Commemorated on July 11

The Rzhevsk (or Okovetsk) Icon of the Mother of God is from the Rzhevets Monastery in Poltava. On May 26, 1539, on the Feast of Pentecost, in the Tver diocese, in the town of Vyryshensk located in a virgin forest on the bank of the Vyryshna River, not far from the city of Rzhev, at a crossroads for people from four surrounding villages, the monk Stephen made a discovery – fastened to a pine tree was a large iron cross and on another tree an old painted icon depicting the Mother of God with Child, and also St. Nicholas the Wonderworker of Myra. With the discovery of the holy cross and the icon there shone an extraordinary light and healings occurred. From Pentecost to the start of the Apostles’ Fast, twenty-seven healings occurred.

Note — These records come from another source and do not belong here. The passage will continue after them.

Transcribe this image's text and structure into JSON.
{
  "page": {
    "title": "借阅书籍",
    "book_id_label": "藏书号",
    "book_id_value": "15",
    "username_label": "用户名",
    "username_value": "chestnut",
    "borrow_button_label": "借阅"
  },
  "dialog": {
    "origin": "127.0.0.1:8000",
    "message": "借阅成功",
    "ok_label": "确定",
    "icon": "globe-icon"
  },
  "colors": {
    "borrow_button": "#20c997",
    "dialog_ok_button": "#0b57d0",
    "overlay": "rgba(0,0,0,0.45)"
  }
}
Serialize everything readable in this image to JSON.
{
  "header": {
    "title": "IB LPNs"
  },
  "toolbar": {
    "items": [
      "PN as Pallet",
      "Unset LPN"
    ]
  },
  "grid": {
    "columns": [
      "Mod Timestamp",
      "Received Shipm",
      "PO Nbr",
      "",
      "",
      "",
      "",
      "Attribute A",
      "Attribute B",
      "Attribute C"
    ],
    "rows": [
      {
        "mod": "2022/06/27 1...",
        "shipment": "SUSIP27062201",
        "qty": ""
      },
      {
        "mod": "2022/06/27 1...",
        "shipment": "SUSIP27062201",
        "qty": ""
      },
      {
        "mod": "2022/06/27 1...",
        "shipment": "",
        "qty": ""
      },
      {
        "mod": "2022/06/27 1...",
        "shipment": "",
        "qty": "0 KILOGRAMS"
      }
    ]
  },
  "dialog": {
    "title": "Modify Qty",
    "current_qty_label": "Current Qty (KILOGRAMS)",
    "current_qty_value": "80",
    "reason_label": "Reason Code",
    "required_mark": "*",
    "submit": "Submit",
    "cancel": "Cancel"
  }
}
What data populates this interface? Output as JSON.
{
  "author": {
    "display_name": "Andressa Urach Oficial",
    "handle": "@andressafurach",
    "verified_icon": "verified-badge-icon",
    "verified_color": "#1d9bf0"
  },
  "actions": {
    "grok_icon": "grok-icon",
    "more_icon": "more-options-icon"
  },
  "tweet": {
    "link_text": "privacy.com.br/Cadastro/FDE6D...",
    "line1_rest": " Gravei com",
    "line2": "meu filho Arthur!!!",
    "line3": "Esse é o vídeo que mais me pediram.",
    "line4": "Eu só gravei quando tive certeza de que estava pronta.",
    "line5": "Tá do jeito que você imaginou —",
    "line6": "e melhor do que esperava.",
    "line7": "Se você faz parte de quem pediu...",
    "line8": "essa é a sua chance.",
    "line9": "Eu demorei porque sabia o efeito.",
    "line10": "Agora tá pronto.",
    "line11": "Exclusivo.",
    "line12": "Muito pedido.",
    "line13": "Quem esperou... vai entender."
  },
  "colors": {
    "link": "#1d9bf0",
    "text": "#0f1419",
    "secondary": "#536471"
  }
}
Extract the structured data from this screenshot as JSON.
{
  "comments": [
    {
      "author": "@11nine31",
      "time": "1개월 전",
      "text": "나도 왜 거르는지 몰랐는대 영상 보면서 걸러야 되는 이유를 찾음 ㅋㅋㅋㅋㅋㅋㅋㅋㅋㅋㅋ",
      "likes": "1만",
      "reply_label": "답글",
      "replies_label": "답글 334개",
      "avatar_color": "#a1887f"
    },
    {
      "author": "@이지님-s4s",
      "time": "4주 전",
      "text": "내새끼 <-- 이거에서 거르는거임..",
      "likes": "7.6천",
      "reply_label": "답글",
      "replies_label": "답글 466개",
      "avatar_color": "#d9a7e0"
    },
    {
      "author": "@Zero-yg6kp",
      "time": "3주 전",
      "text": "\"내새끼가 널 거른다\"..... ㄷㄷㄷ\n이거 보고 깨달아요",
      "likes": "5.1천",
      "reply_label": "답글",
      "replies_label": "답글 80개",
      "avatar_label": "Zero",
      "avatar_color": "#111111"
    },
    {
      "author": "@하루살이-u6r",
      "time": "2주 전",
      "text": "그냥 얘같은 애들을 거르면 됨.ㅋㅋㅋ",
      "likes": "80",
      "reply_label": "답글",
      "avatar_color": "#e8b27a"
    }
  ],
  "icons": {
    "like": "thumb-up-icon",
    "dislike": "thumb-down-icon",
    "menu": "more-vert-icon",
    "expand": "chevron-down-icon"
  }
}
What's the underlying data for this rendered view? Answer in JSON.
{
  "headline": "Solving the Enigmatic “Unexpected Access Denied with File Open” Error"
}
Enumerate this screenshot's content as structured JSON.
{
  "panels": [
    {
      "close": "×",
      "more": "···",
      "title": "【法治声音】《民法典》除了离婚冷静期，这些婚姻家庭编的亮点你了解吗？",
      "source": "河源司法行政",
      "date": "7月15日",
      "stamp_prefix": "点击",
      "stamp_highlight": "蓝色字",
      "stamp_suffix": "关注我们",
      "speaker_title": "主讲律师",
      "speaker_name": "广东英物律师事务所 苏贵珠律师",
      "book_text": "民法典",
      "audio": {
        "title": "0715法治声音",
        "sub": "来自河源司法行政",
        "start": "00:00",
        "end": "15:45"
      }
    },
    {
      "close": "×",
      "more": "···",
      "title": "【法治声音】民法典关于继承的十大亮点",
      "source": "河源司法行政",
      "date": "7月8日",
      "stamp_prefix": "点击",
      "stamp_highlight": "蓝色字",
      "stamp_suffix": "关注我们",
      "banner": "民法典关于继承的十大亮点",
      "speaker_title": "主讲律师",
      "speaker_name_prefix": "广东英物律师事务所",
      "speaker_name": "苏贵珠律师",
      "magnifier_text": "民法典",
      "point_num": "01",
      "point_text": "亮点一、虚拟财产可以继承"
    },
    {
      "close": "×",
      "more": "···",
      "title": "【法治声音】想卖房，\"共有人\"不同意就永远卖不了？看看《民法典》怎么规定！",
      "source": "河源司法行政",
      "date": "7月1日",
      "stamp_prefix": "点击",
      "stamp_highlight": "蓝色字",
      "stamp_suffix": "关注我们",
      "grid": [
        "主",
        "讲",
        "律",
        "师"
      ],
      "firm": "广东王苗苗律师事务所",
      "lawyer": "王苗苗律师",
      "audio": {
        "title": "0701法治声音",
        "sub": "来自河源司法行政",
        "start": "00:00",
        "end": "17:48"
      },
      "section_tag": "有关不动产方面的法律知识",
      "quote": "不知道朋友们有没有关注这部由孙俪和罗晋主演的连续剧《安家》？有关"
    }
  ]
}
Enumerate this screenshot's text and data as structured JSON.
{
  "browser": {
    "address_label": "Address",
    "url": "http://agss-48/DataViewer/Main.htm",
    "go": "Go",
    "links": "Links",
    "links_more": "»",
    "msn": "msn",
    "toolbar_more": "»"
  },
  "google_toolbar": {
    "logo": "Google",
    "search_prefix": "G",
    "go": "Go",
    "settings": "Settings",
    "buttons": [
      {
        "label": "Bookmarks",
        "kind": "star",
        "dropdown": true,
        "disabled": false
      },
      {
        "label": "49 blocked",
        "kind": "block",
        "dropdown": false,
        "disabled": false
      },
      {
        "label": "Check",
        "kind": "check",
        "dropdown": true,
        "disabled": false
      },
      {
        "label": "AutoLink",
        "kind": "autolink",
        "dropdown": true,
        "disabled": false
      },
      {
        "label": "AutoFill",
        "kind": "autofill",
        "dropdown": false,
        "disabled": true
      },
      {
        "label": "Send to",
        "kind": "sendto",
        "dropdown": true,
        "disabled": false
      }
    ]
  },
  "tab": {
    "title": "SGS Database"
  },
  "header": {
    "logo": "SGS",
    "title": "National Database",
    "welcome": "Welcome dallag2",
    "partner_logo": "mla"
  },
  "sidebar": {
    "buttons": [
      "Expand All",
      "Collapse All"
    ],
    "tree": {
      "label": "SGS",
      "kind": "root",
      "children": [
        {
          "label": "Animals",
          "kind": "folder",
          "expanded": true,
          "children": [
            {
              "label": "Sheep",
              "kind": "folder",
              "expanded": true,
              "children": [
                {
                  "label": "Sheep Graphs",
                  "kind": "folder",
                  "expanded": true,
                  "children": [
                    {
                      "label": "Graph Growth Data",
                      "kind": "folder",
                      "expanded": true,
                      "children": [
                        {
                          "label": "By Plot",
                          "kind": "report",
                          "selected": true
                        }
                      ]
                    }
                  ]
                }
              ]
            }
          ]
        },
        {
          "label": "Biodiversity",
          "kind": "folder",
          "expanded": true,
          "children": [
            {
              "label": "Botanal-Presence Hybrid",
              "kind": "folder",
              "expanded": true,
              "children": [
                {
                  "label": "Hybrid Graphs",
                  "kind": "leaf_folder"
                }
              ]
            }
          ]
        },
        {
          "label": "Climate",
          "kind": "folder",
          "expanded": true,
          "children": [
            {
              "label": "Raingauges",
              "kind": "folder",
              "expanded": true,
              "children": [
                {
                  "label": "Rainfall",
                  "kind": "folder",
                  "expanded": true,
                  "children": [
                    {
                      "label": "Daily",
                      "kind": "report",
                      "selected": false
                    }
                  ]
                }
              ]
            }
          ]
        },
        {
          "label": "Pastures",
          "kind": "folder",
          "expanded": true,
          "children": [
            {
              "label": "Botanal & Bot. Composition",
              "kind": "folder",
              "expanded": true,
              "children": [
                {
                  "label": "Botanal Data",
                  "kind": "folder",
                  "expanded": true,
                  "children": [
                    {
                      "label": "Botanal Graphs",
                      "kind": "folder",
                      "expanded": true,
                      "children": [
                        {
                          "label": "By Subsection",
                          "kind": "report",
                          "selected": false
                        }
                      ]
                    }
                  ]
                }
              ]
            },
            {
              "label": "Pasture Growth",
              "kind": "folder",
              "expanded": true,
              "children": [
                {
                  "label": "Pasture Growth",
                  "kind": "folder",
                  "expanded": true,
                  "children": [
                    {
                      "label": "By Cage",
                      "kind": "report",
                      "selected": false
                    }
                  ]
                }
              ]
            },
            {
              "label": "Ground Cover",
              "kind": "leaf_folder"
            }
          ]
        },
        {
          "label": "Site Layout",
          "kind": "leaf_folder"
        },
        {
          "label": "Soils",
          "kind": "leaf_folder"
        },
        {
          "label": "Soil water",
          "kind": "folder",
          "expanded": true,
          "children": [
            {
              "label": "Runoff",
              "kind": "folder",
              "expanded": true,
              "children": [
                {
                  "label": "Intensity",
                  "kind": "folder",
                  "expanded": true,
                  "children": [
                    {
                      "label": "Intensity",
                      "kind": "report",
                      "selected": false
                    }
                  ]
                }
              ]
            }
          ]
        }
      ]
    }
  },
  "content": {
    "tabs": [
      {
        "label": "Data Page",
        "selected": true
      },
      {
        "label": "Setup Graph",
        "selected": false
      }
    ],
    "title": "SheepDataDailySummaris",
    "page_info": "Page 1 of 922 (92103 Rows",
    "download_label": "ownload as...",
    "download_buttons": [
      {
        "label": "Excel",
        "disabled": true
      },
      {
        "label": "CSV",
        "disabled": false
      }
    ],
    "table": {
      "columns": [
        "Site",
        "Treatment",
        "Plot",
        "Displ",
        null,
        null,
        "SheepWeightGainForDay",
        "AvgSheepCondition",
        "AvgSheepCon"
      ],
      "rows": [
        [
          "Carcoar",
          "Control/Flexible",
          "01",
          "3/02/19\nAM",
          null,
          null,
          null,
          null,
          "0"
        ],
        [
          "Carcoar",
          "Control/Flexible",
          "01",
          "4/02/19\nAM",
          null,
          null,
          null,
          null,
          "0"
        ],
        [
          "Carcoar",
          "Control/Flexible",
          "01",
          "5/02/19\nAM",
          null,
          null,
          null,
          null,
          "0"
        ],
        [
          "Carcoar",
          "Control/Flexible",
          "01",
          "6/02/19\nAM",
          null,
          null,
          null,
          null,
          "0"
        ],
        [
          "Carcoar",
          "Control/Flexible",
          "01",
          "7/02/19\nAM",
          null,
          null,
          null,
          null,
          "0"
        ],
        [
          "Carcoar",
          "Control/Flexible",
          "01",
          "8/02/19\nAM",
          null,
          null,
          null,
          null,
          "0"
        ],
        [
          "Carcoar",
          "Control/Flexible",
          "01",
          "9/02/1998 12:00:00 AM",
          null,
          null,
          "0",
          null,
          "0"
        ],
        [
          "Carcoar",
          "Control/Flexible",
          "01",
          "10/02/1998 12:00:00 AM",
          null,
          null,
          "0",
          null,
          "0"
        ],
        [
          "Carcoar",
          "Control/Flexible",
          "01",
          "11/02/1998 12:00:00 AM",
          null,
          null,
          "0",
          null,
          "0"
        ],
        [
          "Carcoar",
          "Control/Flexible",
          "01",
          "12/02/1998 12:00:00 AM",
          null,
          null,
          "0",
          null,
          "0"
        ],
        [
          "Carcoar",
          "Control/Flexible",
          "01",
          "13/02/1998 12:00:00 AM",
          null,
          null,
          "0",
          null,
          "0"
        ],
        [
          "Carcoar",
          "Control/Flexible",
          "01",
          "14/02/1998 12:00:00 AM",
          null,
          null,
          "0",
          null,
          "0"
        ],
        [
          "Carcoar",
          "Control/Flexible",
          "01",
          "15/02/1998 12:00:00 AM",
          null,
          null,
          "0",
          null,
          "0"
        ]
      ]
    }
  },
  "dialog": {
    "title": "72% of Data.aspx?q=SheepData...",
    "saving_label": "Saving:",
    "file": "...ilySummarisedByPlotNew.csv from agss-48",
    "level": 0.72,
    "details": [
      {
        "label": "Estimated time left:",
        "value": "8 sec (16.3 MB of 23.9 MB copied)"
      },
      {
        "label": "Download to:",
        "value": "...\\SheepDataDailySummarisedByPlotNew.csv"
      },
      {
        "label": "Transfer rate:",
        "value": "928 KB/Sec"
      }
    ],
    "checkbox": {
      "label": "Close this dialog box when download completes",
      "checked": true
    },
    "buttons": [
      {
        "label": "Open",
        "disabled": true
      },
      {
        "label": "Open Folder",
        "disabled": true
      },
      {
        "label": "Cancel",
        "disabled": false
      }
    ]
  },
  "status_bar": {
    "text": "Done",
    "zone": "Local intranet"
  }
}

The monk Stephen, and immediately after him, Father Gregory Onisiphorov, journeyed to Moscow with reports of the appearance of the holy icon and cross and the healings that had occurred. Metropolitan Joseph of Moscow gave thanks to the Lord, and after verifying the miracles, gave his blessing to erect two churches – one dedicated to the Procession of the Venerable Wood of the Cross of the Lord, and the other in honor of the Hodigitria Mother of God, which contained a chapel named for St. Nicholas the Wonderworker. At the consecration of the churches, a priest and deacon were sent from Moscow, together with church utensils, icons, vestments, books and bells.

In January 1541 the Rzhevsk icon was solemnly transferred to Moscow for the consecration of a church in honor of the Rzhevsk Icon of the Mother of God. After the consecration of the temple, the icon and cross were transferred to the Dormition Cathedral, where they remained until July 11, 1541. On that day the Rzhevsk icon and cross were returned to the place of their miraculous appearance. The Metropolitan, together with all the assembled clergy and faithful of Moscow, as well as Tsar Ivan Vasilievich, accompanied the icon from the Dormition Cathedral to the Church of the Rzhevsk Icon of the Mother of God, where a copy of the icon was placed.

In memory of this celebration, the Feast of the Rzhevsk Icon of the Mother of God was established on July 11.

By permission of the Orthodox Church in America (